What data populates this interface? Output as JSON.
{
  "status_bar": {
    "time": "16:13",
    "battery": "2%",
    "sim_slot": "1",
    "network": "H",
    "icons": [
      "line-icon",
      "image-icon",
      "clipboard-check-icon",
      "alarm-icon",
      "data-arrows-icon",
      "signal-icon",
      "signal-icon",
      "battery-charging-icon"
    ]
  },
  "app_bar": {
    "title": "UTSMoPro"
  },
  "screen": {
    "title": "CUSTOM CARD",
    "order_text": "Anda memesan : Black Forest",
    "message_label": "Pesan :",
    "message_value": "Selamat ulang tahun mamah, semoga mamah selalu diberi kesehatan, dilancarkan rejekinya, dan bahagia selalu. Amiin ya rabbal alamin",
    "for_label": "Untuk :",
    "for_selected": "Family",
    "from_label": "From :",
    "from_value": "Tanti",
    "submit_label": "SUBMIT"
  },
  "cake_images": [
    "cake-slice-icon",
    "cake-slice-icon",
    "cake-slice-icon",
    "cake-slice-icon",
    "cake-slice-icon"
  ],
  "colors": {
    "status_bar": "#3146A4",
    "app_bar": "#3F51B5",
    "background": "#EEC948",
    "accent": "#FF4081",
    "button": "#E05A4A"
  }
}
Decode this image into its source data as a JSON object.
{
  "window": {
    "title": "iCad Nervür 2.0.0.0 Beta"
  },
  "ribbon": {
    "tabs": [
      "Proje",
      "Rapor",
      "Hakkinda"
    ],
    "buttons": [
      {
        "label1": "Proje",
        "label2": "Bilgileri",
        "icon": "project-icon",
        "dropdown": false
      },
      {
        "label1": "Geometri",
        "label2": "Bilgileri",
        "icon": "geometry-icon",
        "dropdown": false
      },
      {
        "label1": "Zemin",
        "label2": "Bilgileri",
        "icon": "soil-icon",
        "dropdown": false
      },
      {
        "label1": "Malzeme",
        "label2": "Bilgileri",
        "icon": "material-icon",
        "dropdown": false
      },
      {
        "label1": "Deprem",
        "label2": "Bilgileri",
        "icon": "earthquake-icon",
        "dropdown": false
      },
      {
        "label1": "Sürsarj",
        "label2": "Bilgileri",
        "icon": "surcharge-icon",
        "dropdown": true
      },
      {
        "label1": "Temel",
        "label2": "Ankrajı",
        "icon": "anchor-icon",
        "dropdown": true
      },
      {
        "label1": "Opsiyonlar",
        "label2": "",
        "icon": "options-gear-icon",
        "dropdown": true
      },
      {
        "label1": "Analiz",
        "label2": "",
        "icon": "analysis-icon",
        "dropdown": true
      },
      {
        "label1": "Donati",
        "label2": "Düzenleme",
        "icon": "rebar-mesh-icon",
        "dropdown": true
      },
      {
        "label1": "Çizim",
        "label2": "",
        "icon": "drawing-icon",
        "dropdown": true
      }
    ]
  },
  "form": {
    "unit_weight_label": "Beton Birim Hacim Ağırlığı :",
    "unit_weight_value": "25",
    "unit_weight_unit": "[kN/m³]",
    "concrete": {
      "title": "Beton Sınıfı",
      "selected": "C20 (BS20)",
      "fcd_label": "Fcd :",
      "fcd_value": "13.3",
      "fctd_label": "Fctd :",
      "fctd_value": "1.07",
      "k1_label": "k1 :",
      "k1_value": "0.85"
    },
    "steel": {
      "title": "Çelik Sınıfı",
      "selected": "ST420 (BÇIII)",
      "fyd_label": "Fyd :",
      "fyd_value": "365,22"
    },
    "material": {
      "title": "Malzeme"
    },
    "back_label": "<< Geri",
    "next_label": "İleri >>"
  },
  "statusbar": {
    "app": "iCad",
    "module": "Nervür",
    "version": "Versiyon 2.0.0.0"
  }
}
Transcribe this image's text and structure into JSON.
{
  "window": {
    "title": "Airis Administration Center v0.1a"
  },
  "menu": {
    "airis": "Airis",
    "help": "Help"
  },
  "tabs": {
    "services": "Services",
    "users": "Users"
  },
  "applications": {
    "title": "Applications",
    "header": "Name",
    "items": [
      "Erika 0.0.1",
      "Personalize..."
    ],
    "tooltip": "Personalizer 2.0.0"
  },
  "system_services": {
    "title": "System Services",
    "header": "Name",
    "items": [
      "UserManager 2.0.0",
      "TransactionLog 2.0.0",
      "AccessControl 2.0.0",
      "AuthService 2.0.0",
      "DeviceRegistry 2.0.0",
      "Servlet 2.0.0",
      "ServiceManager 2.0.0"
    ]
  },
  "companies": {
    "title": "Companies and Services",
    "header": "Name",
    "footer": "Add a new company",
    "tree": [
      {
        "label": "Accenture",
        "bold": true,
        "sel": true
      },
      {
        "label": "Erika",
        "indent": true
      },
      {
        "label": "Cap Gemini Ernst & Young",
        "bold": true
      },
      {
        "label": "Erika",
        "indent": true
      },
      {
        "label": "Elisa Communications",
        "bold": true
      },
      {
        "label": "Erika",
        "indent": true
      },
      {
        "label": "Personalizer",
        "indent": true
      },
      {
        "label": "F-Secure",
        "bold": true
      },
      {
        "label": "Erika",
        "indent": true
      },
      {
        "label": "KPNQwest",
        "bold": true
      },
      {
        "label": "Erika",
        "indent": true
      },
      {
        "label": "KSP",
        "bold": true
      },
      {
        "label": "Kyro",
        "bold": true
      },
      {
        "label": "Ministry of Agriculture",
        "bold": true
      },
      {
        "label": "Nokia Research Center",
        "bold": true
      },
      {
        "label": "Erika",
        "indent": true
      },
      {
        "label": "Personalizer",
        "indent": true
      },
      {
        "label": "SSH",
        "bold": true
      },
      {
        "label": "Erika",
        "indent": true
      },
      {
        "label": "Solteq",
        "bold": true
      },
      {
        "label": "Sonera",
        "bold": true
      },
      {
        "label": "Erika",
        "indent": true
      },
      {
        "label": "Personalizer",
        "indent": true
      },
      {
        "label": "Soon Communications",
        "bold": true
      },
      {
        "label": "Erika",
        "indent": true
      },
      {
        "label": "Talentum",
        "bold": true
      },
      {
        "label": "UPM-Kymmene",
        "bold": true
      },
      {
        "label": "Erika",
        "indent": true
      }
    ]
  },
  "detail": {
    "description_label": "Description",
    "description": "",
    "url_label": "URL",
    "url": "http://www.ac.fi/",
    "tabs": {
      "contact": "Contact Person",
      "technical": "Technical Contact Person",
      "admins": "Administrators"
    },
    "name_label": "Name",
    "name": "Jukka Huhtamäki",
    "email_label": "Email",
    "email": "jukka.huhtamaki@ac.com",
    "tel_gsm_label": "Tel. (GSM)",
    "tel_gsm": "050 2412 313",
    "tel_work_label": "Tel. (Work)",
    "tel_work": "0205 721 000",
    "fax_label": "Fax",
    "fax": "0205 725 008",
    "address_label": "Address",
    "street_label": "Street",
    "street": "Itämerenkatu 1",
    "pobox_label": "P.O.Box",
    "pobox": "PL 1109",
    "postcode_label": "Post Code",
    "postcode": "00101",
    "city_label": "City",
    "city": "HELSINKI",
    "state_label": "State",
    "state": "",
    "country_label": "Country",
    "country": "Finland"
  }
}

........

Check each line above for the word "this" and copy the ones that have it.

_ANSWER SECTION_
What data populates this interface? Output as JSON.
Decode this image into its source data as a JSON object.
Transcribe this image's text and structure into JSON.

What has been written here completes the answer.